1. There is the "regime", as exemplified by the Supreme Leader and his offices.
2. There is President Ahmadinejad and those who are still his allies in "Government".
3. There are the factions of the "Green movement".
4. There are opposition figures like Mir Hossein Mousavi and Mehdi Karroubi.
5. There are the conservative/principlist factions who are pressing for some, however limited, concessions from the Government to defuse the continuing resistance to "legitimacy"

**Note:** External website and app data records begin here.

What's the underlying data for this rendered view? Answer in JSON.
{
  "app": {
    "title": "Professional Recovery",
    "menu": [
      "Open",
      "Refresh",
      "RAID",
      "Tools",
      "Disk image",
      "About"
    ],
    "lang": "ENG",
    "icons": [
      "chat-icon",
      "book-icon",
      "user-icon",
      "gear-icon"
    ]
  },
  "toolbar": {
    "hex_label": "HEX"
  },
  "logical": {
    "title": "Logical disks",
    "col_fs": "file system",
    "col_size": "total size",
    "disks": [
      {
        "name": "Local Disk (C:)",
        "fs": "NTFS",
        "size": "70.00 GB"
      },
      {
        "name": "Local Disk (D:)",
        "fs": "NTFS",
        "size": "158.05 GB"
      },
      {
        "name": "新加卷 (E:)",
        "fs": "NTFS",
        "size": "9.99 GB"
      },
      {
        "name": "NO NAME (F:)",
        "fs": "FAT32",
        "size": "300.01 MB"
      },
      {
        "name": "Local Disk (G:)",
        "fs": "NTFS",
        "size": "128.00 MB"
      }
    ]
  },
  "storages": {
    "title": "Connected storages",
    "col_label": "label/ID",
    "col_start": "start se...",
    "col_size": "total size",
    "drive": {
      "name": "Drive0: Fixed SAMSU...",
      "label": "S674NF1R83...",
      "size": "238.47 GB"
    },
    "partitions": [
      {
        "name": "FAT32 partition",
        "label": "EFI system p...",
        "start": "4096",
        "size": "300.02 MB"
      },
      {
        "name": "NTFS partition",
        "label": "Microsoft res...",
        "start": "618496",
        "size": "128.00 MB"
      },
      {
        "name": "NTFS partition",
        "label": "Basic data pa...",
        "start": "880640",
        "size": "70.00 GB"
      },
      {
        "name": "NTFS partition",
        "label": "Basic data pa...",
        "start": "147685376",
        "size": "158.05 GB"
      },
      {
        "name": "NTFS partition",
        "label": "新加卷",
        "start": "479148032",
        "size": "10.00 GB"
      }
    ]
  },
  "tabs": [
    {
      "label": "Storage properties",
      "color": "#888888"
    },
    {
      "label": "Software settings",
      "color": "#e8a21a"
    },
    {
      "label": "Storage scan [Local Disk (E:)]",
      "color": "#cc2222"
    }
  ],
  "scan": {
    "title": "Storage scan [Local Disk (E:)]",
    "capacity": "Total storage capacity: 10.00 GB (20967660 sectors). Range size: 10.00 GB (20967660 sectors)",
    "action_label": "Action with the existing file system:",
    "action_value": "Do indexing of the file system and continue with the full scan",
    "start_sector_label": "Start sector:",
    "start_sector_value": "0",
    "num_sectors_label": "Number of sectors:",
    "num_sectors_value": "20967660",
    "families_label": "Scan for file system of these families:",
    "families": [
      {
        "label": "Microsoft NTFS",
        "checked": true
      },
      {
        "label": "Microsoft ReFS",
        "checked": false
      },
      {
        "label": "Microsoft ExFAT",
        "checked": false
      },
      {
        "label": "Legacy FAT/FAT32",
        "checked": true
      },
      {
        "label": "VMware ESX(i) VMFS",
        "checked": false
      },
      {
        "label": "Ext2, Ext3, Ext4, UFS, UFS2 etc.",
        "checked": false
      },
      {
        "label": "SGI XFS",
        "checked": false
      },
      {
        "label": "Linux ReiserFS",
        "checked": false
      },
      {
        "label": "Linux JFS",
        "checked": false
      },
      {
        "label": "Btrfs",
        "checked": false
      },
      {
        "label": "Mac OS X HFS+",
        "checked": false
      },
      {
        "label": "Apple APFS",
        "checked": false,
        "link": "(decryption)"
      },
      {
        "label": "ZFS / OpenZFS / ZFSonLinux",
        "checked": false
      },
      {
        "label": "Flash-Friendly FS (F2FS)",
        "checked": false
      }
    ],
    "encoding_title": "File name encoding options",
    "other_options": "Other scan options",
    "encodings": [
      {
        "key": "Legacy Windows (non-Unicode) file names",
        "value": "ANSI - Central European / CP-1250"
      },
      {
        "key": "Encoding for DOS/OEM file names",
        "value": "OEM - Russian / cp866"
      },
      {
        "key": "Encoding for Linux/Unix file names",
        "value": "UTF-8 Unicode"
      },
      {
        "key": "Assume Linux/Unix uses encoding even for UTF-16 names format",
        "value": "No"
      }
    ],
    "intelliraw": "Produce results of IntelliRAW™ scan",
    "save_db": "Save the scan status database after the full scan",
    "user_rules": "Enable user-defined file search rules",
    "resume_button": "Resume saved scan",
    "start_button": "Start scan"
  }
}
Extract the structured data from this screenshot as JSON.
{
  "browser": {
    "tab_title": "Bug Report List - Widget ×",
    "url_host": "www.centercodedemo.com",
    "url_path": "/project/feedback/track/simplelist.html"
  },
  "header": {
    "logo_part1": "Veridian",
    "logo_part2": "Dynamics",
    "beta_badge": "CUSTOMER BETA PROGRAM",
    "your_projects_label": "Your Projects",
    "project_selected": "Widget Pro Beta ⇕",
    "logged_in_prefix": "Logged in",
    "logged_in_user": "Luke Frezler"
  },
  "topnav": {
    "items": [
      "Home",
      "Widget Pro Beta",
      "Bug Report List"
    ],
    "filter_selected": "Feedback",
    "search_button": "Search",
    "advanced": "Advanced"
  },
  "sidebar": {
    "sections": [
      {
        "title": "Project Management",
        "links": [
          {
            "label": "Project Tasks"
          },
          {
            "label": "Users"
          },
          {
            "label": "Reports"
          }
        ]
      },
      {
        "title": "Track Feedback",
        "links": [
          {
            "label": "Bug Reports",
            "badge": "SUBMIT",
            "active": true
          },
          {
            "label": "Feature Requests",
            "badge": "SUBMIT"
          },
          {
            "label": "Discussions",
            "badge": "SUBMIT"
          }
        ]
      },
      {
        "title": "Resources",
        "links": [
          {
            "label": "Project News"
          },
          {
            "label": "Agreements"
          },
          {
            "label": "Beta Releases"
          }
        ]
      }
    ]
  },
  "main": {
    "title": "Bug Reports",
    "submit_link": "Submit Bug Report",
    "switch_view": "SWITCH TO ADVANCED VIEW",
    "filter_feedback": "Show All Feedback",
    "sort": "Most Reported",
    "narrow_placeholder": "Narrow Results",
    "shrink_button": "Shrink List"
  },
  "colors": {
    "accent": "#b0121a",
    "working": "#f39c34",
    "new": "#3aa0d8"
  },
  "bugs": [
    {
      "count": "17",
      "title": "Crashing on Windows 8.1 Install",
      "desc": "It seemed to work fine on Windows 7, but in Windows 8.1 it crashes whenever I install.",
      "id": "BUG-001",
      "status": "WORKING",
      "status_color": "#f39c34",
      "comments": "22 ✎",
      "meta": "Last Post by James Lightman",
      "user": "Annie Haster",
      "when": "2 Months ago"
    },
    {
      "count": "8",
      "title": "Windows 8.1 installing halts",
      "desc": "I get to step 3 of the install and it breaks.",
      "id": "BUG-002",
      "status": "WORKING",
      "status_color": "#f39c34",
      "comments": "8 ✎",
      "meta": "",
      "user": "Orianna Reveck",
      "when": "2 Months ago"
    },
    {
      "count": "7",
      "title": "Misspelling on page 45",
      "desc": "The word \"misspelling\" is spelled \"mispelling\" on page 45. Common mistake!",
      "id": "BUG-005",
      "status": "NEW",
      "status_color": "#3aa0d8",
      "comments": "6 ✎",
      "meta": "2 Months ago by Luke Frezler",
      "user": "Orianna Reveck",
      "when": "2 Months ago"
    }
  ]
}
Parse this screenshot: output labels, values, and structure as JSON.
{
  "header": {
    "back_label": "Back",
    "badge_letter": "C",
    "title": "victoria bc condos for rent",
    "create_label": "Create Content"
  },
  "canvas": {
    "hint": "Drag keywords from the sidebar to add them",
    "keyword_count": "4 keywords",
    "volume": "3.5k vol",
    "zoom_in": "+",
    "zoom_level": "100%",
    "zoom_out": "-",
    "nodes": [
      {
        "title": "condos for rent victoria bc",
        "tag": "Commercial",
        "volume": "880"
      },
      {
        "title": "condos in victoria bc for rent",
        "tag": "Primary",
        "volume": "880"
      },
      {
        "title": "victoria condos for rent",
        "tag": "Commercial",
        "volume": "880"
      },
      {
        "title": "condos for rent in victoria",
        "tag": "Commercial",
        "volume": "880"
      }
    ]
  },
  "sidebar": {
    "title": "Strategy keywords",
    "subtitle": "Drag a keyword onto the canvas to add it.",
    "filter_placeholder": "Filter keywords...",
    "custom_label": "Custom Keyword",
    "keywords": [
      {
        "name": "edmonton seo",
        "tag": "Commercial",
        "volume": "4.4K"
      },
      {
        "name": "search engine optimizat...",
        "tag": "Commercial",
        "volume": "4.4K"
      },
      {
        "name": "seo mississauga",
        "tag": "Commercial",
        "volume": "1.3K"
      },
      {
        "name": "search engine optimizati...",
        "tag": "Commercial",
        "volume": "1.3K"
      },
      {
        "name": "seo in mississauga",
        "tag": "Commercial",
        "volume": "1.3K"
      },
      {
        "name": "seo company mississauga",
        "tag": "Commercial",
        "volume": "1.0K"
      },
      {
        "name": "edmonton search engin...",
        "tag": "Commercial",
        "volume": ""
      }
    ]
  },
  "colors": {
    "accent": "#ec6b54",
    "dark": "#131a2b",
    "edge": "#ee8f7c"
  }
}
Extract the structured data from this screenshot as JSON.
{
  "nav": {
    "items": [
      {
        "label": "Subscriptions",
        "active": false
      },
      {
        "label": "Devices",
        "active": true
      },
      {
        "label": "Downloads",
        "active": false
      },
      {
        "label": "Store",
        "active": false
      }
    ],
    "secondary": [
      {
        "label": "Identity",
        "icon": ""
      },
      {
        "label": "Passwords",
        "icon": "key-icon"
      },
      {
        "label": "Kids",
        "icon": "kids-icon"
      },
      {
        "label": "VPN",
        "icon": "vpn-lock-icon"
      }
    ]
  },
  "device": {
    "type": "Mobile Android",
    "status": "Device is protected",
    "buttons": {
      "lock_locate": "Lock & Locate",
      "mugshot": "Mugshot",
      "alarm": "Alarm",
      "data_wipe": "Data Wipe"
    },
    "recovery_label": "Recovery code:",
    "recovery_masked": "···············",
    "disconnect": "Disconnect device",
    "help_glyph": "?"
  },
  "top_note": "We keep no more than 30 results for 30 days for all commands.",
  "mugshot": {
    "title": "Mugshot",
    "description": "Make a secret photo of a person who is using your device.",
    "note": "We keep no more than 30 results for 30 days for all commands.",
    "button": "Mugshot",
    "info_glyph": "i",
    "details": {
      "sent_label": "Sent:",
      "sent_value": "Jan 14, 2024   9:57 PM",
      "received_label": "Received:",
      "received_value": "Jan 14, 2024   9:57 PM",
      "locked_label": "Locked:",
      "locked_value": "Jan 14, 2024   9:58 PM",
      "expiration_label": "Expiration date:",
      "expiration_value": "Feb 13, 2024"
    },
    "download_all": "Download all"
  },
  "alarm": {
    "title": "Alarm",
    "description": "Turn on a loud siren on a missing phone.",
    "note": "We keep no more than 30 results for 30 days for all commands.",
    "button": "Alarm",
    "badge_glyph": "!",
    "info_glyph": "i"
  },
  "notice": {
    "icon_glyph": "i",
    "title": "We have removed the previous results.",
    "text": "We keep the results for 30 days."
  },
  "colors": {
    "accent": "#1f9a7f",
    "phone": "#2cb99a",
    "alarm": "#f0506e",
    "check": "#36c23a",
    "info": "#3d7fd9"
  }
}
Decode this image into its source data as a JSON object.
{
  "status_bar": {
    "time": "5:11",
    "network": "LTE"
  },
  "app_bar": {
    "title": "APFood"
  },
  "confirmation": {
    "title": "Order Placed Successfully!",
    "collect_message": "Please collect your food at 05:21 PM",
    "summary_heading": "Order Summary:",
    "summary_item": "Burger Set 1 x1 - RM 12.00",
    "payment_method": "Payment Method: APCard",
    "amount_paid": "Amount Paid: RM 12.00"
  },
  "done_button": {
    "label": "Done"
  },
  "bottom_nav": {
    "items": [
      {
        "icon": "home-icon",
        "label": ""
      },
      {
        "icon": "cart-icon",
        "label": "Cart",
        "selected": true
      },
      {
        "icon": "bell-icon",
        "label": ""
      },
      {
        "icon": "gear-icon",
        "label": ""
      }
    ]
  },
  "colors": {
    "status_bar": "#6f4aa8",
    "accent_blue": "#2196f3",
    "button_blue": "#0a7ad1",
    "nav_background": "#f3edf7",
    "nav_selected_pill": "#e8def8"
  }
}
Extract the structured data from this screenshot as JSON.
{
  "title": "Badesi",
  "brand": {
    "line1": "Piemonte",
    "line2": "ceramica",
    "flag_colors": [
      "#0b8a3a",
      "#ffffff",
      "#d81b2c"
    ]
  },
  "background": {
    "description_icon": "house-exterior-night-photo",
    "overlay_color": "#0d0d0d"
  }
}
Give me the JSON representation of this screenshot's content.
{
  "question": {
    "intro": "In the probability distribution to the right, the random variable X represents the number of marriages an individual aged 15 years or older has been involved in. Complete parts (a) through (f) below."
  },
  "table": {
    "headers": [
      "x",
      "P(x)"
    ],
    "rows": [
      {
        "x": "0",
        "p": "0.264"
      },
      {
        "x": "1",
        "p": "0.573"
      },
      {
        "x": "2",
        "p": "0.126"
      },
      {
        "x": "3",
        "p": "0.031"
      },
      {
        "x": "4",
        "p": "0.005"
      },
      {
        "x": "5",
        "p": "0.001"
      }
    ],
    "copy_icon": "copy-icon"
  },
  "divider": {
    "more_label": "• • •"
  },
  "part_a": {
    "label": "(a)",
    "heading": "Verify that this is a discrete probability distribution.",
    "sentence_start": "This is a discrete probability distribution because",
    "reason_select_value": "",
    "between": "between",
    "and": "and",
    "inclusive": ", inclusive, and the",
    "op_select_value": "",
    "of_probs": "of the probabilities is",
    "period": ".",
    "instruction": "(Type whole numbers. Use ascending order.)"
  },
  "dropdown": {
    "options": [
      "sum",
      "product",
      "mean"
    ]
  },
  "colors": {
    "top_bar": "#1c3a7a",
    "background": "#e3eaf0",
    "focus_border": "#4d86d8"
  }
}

Responding to our queries over the aims and language of the Mir Hossein Mousavi statement, EA readers --- who reflected our initial claim that Mousavi's declaration had divided opinion in the Green movement --- have brought out multiple possibilities, both anticipated and unexpected. Perhaps the most intriguing came last night:
Iran: The Non-Violent “Watershed” of the Mousavi Statement (Shahryar)
Iran: A Gut Reaction to Mousavi’s “Martyrdom v. Compromise” Statement (Lucas)
Iran Document: Mousavi’s “5 Stages to Resolution” Statement (1 January)
By offering a five point compromise, even each and every point is unacceptable, [Mousavi] has started the argument for compromise amongst the cronies of the regime....The regime collapsing over night is terrible. The regime has to evolve to collapse over a period of time, and the Mousavi plan is a great path forward. It sets a simple basic agenda that if enforced will spell the end of the Islamic Republic of Iran as we know it as a dictatorial theocracy. Any one of the five points is a no-starter, no-go for the regime, however...if the current stalemate continues it is also the end of the regime.
In a sense Mousavi is masterfully acknowledging that he is losing control of the Green wave, but also masterfully turns this to a time pressure on the regime, saying deal with me or deal with the wrath of the people who will rip you apart.
That analysis, however, takes us to individuals and groups who often do not make it to the public microscope. In the last 48 hours --- returning to initiatives in the days and weeks before that --- the clerics, politicians, and members of Parliament who do not sympathise with the Green movement or Mousavi and Mehdi Karroubi, but who also are unsettled by the post-election and the political and economic approach of the Government, have been pressing for their own "compromise". Rule out the Green movement's challenge, even put it to the judicial sword if protests continue, but also acknowledge some errors in the detentions, the mass trials, the unwillingness to accept any mistakes were made after 12 June.
My initial reading was that this move within the establishment --- seen in the letter of Presidential candidate Mohsen Rezaei, the proposals of MP Ali Motahari, the calls of clerics like Ayatollah Makarem-Shirazi and possibly Ayatollah Javadi-Amoli, and possibly even in the general statements of Hashemi Rafsanjani --- was a threat to Mousavi, undermining his 5-point proposal and forcing him into either capitulation or ostracism with the Green Wave.
The EA reader's comment turns that reading around: it is Mousavi who puts pressure on a regime which is far more than the Supreme Leader and the President, exposing and widening its own fissures which persist and possibly mean more, amidst the erosion of its authority, than the supposed strength of its security forces and its punishments.
That reading in turn takes us back to earlier multi-sided chess matches, especially between June and the end of August when Ahmadinjead's inauguration for a second term was not assured, when the President was battling with other conservative/principlist factions and even the Supreme Leader for control of key ministries, and when Parliament was flirting with the idea of throwing out Ahmadinejad's proposed Cabinet.
All of that in-fighting seemed to recede by September but the resilience of protest --- it just won't go away --- may have revived the contests. Speaker of Parliament Ali Larijani's daily show of his fist to the demonstrators may also be an unsubtle display of his power and ambitions; alternatively, it could be an assertion of the Supreme Leader's wishes, in which President Ahmadinejad could take on the role of cipher or scapegoat. The members of Parliament, who also have the President's proposed economic programme --- still unpassed after three months --- as a target, may choose not to bow down in acceptance, as they did at the start of September.
All or none of those possibilities may occur. They are important, however --- even as they go unnoticed by many outside Iran --- for they are the manoeuvres and the contests that occur between the public surges of the Green Wave. They are the fabric of power, a fabric that may be stitched together yet again or may now fray as a Government unravels.